■ PROBLEM: Return all the lines below in which the string "username" appears.

■ PROVIDED DATA:
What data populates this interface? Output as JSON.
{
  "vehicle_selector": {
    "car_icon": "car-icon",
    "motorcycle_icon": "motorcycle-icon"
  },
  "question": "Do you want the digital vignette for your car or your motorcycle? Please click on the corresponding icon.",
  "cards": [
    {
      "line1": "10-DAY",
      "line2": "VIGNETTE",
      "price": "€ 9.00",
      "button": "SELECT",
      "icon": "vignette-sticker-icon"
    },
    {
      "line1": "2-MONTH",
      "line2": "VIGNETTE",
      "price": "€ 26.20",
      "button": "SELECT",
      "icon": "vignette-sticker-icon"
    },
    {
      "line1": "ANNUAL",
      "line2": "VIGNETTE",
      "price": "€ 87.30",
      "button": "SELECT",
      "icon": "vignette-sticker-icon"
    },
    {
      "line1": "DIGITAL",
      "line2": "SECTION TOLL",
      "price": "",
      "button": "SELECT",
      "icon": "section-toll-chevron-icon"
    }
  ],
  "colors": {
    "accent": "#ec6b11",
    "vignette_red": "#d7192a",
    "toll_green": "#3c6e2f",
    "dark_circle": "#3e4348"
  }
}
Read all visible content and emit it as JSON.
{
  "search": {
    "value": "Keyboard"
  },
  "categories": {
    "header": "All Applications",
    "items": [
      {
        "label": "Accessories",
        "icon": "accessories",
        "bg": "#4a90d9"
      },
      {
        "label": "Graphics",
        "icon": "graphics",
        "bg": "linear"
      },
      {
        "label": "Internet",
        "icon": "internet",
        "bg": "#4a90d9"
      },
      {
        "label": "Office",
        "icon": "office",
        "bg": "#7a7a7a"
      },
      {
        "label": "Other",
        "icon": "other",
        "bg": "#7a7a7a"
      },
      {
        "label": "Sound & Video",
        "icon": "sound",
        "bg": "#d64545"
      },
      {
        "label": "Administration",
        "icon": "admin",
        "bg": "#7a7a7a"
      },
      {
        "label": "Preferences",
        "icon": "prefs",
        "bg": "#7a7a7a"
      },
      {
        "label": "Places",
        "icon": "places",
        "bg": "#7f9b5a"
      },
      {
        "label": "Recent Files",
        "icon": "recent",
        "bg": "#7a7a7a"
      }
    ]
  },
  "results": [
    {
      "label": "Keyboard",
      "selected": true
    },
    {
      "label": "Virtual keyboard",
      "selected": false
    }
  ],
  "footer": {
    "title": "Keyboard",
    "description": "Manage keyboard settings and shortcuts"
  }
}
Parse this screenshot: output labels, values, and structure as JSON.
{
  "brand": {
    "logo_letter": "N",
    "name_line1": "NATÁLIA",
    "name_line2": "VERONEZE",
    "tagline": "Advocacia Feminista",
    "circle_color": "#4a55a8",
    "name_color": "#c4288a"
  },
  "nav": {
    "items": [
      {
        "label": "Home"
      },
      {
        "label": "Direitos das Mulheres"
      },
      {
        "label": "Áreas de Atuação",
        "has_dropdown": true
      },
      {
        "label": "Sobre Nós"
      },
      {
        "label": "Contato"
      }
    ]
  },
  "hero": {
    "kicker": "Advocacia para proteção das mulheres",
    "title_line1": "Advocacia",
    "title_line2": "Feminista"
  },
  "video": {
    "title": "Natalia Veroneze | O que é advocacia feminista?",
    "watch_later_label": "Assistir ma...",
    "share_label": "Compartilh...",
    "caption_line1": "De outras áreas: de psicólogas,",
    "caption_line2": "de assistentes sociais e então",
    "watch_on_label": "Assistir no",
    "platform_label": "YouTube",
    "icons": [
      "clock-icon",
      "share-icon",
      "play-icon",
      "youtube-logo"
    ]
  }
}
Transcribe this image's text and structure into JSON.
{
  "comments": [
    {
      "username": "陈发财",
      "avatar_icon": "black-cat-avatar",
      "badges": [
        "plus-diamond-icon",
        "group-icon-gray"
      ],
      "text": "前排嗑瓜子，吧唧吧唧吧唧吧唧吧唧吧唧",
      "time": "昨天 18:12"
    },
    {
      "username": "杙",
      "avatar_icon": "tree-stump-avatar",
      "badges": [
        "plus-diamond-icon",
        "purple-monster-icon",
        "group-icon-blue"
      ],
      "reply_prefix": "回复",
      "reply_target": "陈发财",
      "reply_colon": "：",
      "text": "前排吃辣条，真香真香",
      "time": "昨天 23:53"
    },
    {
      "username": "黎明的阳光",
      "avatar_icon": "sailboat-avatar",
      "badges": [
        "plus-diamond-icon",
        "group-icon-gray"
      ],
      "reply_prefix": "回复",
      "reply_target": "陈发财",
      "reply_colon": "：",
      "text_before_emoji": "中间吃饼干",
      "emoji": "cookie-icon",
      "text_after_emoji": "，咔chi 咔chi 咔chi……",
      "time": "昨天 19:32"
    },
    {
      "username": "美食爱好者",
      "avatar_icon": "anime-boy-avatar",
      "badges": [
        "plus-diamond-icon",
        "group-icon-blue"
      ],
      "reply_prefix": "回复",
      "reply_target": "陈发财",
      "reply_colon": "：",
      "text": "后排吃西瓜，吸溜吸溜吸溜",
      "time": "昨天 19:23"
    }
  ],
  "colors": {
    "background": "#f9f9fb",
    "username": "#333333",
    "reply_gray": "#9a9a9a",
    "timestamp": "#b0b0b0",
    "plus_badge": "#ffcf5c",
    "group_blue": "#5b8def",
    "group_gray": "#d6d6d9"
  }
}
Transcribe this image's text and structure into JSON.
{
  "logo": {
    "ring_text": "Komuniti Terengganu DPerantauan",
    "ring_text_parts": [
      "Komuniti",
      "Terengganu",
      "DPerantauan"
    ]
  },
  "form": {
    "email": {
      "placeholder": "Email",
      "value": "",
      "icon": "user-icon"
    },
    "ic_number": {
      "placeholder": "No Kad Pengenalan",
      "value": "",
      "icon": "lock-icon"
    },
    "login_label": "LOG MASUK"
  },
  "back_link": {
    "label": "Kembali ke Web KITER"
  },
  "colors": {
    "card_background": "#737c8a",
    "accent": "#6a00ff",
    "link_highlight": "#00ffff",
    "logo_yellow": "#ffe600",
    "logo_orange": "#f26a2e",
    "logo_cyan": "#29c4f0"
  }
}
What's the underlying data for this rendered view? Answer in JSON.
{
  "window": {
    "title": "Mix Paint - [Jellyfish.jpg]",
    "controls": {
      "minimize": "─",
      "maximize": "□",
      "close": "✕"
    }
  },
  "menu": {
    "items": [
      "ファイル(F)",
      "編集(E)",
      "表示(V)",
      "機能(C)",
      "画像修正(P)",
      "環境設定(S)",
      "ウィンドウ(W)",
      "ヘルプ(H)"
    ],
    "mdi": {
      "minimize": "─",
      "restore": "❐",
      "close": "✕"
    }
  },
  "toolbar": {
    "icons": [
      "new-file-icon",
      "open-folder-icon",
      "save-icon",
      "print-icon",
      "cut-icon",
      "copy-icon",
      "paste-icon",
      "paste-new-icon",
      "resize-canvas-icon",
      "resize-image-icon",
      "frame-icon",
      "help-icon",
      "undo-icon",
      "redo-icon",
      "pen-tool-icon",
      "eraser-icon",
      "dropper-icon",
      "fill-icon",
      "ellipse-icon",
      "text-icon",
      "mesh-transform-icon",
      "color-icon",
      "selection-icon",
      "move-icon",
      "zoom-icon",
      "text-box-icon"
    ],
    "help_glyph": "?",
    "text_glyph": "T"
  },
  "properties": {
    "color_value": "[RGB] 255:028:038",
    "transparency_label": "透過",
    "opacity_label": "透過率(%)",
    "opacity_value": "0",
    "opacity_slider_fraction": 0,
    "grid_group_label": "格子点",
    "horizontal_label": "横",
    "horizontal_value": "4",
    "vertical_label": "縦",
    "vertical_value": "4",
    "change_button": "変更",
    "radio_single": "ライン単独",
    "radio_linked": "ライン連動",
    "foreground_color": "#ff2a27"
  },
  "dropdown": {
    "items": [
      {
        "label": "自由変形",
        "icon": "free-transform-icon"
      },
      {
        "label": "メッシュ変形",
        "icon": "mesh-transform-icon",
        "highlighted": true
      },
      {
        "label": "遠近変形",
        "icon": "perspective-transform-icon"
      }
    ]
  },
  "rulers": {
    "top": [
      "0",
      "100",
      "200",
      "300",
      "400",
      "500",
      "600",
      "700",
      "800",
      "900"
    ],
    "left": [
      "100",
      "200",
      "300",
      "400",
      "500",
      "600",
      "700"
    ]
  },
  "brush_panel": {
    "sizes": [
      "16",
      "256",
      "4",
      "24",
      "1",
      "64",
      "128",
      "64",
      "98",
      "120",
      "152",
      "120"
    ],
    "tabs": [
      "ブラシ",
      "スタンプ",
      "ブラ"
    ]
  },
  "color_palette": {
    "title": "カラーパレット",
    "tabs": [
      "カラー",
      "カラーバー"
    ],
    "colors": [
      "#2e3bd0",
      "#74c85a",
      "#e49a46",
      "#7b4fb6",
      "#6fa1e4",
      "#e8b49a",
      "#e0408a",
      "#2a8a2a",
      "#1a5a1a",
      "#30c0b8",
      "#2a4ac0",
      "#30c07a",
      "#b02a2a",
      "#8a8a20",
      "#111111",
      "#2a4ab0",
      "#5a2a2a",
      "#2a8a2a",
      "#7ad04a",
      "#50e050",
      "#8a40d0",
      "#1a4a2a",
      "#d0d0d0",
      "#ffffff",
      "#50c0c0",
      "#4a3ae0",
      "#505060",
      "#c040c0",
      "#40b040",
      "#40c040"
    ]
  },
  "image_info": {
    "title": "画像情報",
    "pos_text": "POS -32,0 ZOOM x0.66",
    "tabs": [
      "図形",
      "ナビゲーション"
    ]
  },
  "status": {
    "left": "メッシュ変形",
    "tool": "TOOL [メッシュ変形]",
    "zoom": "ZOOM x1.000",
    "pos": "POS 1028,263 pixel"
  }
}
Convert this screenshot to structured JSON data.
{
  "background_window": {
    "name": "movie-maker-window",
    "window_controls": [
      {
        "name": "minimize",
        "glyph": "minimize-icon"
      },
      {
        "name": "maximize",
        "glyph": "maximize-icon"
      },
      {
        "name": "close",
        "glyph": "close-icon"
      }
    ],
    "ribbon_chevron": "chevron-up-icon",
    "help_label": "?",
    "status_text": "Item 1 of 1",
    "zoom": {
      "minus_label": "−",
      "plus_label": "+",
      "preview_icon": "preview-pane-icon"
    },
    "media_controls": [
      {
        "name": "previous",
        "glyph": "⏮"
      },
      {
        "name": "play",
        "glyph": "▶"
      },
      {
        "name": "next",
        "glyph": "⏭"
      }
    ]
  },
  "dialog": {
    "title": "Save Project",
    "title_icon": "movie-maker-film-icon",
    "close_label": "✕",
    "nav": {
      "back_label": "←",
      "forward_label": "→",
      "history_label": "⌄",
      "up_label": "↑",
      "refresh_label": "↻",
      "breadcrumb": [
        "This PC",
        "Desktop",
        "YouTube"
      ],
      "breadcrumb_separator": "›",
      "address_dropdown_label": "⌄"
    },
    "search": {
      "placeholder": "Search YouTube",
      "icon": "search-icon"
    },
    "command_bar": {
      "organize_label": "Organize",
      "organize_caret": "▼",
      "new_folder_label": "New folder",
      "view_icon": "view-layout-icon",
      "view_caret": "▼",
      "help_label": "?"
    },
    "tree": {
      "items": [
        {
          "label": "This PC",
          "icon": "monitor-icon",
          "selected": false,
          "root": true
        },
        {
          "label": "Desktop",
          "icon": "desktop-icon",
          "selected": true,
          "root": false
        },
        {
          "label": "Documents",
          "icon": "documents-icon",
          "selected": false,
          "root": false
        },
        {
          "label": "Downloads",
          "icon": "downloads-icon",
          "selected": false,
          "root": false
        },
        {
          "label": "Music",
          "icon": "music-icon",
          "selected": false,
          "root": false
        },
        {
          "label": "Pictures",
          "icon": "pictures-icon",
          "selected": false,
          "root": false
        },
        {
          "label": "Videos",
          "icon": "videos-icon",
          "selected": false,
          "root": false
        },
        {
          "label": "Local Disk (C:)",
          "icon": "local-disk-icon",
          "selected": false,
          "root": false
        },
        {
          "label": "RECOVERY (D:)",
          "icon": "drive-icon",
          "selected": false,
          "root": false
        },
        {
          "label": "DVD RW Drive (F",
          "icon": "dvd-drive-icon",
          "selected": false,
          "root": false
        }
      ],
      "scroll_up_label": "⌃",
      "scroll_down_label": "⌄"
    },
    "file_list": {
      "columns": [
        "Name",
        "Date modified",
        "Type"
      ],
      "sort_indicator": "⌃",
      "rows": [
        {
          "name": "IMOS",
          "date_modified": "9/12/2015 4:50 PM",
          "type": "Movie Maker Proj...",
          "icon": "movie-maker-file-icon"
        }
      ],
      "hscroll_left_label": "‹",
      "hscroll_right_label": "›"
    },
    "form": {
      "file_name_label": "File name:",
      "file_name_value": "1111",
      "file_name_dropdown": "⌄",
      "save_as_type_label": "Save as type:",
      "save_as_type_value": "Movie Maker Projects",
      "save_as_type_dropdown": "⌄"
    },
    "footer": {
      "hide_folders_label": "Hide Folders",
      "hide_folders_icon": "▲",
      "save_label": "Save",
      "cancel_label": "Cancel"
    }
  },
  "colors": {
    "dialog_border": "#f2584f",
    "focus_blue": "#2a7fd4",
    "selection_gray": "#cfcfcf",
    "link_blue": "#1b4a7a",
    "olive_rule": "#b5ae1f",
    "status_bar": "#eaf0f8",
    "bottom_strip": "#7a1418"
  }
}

■ RESULT OF THE EXERCISE:
      "username": "陈发财",
      "username": "杙",
      "username": "黎明的阳光",
      "username": "美食爱好者",
    "username": "#333333",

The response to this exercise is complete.